Ad imageAd image

Jerald Jolito of Merch Studio Wins Inaugural DTF Printing T-Shirt Contest

Judging took place at DTF Expo in Phoenix.

DTF printers from across the country had the chance to demonstrate their direct-to-film printing knowledge and expertise by competing in the first-ever DTF Printing T-Shirt Contest. 

Close to 80 participants received a blank UxPrint T-shirt and a downloadable file with the design, created by Mike Ince of DTF Superstore.

“I wanted to do a very fun design, yet make it challenging for DTF print,” said Mike. “There are some very tricky areas in the art, especially, with the greys and browns. There are also some vivid colors in there, as well. I used Midjourney to create the art, as that is a hot and fun trend right now. Being a longtime fan of steampunk, I had to choose that for our theme for the inaugural year.”

Twenty one printed T-shirts were shipped to Phoenix by deadline and judged by Zach Achorn of SelfMade Designs, Scott Donovan of Dupont Artistri, and Jeremy Poehls of DTF Superstore.

The judges critiqued the following categories on a 1-10 scale with a perfect score of 60.

• Color Accuracy
• Graininess 
• Softness / Feel
• Brightness of White
• Underbase Alignment
• Stretch

“The cool thing is everyone had their own thing to bring to the table with their prints, which is cool to see because [DTF] is still so new to our industry,” said Zach. “It’s really cool to see people are making it their own, which is part of any production process – you have to make it your own.”

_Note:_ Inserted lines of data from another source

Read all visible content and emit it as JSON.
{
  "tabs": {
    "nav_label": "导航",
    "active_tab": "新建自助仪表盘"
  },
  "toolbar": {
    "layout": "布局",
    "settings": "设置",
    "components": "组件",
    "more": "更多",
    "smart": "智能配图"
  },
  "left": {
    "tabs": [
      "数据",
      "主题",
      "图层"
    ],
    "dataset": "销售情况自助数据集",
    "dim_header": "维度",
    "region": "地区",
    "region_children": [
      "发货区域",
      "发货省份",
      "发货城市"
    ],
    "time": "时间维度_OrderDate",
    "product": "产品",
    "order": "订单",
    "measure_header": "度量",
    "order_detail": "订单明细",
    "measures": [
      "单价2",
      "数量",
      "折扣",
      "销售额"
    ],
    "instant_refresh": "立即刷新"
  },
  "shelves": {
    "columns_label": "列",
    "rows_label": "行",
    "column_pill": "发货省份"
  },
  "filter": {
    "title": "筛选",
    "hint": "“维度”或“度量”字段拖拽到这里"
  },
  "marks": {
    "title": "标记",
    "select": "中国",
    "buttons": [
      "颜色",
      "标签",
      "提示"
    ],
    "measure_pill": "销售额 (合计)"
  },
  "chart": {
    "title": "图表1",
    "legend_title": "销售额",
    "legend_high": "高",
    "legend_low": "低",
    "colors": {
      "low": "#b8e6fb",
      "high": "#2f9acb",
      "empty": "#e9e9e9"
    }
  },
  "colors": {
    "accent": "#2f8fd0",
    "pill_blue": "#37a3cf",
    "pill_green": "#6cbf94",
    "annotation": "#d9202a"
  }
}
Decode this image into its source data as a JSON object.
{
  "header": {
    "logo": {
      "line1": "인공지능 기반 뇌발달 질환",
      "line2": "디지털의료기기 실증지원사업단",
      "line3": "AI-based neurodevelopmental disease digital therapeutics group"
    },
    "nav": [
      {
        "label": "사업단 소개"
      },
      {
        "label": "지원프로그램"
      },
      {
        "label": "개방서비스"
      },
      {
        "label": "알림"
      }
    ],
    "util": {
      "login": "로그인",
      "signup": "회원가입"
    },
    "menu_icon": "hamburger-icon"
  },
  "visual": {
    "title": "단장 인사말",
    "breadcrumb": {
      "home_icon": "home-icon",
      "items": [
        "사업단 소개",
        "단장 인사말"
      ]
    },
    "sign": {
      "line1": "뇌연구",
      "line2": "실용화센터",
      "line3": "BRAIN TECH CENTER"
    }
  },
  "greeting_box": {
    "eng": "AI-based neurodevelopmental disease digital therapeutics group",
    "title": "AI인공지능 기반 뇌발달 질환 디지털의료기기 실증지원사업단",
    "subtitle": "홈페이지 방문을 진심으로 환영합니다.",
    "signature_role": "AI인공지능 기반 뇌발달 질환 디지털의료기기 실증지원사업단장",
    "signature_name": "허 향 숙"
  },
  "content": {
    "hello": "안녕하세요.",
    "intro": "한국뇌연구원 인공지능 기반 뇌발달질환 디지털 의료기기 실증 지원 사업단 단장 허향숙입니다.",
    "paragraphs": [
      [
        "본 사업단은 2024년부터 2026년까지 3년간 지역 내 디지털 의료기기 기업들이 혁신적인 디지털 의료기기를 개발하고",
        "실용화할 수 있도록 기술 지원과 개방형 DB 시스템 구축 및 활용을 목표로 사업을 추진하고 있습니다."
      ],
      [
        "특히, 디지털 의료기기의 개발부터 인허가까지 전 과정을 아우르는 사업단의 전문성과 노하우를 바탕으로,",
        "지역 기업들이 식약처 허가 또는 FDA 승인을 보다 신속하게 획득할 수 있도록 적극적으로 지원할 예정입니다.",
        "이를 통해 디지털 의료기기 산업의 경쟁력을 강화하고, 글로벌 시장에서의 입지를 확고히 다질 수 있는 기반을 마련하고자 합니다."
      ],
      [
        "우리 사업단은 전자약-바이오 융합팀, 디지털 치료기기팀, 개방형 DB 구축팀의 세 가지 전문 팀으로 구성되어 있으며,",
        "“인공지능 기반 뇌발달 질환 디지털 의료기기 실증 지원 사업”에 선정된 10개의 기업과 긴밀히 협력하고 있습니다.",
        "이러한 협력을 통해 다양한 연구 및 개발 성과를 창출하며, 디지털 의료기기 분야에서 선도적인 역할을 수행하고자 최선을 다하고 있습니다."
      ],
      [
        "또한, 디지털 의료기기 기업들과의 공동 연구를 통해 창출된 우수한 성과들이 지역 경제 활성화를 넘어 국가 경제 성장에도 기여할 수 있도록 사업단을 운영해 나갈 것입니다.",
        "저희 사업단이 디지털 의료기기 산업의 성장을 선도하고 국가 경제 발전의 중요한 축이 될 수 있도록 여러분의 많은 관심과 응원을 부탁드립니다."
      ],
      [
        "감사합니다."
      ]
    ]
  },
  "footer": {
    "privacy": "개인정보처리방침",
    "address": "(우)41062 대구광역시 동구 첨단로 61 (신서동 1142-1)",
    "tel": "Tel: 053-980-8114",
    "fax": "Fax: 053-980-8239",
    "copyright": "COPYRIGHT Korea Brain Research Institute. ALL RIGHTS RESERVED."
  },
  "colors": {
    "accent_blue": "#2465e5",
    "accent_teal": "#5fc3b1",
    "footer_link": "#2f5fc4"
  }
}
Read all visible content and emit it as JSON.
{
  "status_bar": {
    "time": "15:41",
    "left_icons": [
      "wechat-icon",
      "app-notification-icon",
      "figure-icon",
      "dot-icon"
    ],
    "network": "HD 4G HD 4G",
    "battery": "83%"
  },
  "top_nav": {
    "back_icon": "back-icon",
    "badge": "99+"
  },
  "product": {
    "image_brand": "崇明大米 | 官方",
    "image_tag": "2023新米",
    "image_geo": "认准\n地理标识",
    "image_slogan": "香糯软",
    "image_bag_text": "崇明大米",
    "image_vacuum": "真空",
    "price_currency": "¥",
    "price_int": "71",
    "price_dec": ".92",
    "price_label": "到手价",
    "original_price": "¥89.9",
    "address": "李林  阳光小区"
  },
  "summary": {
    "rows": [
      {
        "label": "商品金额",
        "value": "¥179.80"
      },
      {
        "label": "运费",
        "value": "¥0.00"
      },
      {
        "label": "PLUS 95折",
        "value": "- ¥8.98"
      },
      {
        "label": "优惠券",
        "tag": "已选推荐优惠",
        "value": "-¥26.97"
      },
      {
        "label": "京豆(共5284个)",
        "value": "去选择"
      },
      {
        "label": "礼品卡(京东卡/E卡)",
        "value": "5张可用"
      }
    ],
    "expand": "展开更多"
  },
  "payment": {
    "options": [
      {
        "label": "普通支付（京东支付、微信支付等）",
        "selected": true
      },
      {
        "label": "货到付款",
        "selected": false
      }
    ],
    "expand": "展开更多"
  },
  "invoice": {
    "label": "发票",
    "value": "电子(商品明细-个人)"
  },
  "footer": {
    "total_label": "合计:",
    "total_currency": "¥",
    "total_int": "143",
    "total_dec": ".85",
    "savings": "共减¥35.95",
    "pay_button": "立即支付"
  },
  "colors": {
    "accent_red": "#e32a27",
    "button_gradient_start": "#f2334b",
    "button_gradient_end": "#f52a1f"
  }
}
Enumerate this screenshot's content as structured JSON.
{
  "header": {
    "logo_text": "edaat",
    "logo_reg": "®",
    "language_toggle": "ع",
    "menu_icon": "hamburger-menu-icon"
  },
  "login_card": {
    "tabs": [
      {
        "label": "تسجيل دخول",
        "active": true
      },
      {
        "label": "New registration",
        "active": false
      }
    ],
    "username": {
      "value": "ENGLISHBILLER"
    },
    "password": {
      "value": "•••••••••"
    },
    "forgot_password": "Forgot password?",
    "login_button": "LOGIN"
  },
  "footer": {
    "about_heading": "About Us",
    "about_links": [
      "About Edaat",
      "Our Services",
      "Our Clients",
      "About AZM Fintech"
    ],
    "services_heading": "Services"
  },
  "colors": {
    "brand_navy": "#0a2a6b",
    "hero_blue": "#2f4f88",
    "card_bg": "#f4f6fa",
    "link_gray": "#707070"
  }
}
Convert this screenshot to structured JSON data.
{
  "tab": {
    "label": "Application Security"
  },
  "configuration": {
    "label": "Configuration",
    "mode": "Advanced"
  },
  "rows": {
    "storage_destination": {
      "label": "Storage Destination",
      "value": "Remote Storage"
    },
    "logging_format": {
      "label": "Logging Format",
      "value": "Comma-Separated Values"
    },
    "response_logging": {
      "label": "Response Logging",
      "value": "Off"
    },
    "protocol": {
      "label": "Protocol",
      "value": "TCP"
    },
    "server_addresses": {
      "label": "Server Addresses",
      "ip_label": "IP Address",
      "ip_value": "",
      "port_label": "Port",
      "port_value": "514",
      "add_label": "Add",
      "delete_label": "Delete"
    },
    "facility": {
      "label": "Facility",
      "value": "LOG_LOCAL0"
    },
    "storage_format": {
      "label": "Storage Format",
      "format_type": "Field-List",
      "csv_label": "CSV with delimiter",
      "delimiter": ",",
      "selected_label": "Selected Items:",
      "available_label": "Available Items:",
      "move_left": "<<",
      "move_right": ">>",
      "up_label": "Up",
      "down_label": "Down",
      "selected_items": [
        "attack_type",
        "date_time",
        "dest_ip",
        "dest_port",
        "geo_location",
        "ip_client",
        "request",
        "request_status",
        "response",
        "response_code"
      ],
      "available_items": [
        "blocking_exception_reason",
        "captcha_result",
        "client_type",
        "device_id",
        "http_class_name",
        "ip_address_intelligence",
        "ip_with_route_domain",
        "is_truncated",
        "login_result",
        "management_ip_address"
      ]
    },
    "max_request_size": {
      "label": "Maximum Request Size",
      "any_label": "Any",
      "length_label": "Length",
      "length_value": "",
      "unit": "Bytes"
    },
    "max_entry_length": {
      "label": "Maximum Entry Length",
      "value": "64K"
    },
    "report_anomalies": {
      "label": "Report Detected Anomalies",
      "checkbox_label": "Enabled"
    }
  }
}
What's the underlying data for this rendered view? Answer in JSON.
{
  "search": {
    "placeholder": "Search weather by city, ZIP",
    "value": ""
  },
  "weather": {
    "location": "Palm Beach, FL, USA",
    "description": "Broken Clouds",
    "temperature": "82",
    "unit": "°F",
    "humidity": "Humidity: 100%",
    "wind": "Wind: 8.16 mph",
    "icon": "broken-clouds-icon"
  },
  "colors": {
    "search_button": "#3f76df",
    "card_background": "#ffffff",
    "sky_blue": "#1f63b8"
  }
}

On the final day of DTF Expo, Jerald Jolito of Merch Studio was crowned the winner of the DTF Printing T-Shirt Contest. Jerald won more than just bragging rights. As the first-place winner, he received a trophy, a digital badge, $500 toward DTF Superstore, and a case of UxPrint T-shirts.

Jerald used his Mongoose II DTF printer with DTF Superstore inks and Chinese powder to create the winning print. He calibrated his monitor and created a matching ICC profile for the printer using XRite color measurement. 

“His color accuracy is off the charts. This guy is passionate about color,” said Jeremy during the awards presentation. “This is the softest shirt… It’s fantastic.”

Jerald increased the resolution of the provided graphic to 300 dpi and resized it to competition requirements using Adobe Photoshop. “Next, we halftoned the image using Photoshop, and sent it to the printer along with three other files: no halftone, no halftone with adjusted saturation and brightness, halftone dots, and linear halftone with no adjustments in saturation or brightness. We decided to go with the linear halftone with no adjustments in saturation or brightness,” he said. “The image had a black background and we wanted it to be really soft. A knockout black would’ve made it softer, but there are still a lot of wide, solid areas. We tried halftone dots, but the black shirt was too visible, so we used linear halftone or linetone.”

Jerald believes his print stood out above the rest due to “a great printer with amazing tech support, a custom ICC profile and calibrated IPS monitor, and linear halftone,” he said. “The use of great inks, powder, and film were also vital to our print quality.” 

Watch our video recap of the DTF Printing T-Shirt Contest here.

Watch the entire video of the award announcement on our YouTube page.

Share This Article
Leave a comment

Leave a Reply

Your email address will not be published. Required fields are marked *